Our previous work gave us considerable experience in finding both previously known, and new motifs, some of which we subsequently verified experimentally. What follows are some pointers as to how to distil true motifs from noise.
It is first useful to study the nature of previously determined linear motifs. The majority of these are between 4-8 residues in length, have 2-4 specified (i.e. non-‘x’) positions, of which 1-3 are a single invariant amino acid. This can be seen in the figure below:
Known linear motifs also have different preferences for particular amino acids relative to globular proteins. These preferences also vary across different types of motifs (ligands, LIG; targeting signals, TRG; or post-translational modifications, MOD).

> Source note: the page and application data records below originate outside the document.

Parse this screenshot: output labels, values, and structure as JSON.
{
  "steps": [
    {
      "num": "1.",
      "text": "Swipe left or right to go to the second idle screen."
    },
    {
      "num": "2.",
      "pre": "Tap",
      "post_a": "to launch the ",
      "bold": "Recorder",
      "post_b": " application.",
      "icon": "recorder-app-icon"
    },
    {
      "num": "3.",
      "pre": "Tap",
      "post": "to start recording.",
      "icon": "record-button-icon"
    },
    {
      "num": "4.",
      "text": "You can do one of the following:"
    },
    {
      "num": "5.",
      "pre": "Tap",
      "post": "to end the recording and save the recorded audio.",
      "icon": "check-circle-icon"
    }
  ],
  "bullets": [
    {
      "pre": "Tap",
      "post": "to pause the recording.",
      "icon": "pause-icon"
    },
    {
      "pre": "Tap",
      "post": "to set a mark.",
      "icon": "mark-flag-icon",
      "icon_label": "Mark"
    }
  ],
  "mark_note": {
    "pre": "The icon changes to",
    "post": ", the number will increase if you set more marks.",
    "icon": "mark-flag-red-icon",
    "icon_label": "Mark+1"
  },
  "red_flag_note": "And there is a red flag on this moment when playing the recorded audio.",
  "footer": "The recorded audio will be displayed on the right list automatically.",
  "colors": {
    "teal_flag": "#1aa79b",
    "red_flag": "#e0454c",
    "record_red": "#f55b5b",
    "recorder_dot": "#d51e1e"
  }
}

Proline features in many ligands, which is not surprising as many of the best known motifs contain it (e.g. SH3→PxxP and WW→PPxY). As would be expected, post-translational modification motifs contain more Cysteine, Serine, Threonine and Tyrosine residues than average sequences. Aromatic residues are also popular in all classes of motif. There are some curious differences between chemically similar amino acids. For example, Leucine and Methionine are common, but the β-branched aliphatic residues Valine and Isoleucine are not; Arginine is favoured, but not Lysine.
The range of P- and SCONS corresponding to real motifs is dependent on the particular species being considered. In our previous study we calculated maximum SCONS confidence values (p smaller than 0.001) for Yeast, Fly, Nematode and Worm (see here). These are reasonable starting points for motif hunting when looking in these species or their relatives, but are only a rough guide in practice, as real motifs can still occur with higher (less significant) values.
In practice, one should be prepared for the situation that a true motif might not be ranked first according to our metrics. This was the case even in our benchmark using sets of experimentally validated motifs. It tends to happen when motifs are very simple in nature, containing few residues, or those that are naturally abundant.
For more tentative motifs, we found it also useful to consider the number of times a motif is observed relative to the size of the set (beside the P- and SCONS values). In our hands, spurious motifs scored better when they occurred in a few members of a large set of proteins (e.g. 4 out of 30; most sets considered were 10 or fewer in size). This could be because large sets (e.g. 20 or more sequences) contain more putative false positives, and might also begin to deviate from the binomial distribution.
It is also always important to question the integrity of the set itself – that is do all the proteins really belong together, or are some more weak members than others? This is particularly so when one is dealing with interaction data from high-throughput techniques like the two-hybrid system. Having wrong sequences in a set does not mean that the approach will fail, but borderline motifs (in terms of significance), will end up scoring worse than they would in a cleaner set, and thus might be missed if the thresholds are set too high. Generally speaking, the cleaner the sequence set, the better the performance. If you have doubts about whether or not sequences belong in a set, try running the motif again after taking them out.
When referring to results from this server, please cite:
V. Neduva, R. Linding, I. Su-Angrand, A. Stark, F. de Massi, T.J. Gibson, J. Lewis, L. Serrano, R.B. Russell, Systematic discovery of peptides mediating protein interaction networks PLoS Biology, 3, e405 2005. PDF PubMed Full Text
We also studied the properties of known linear motifs in this paper:
V. Neduva, R.B. Russell, Linear motifs: evolutionary interaction switches, FEBS Lett., 579, 3342-3345, 2005. PubMed
DILIMOT was developed by Victor Neduva and Rob Russell at EMBL, Heidelberg.
Please address questions, comments or bug reports toVictor Neduva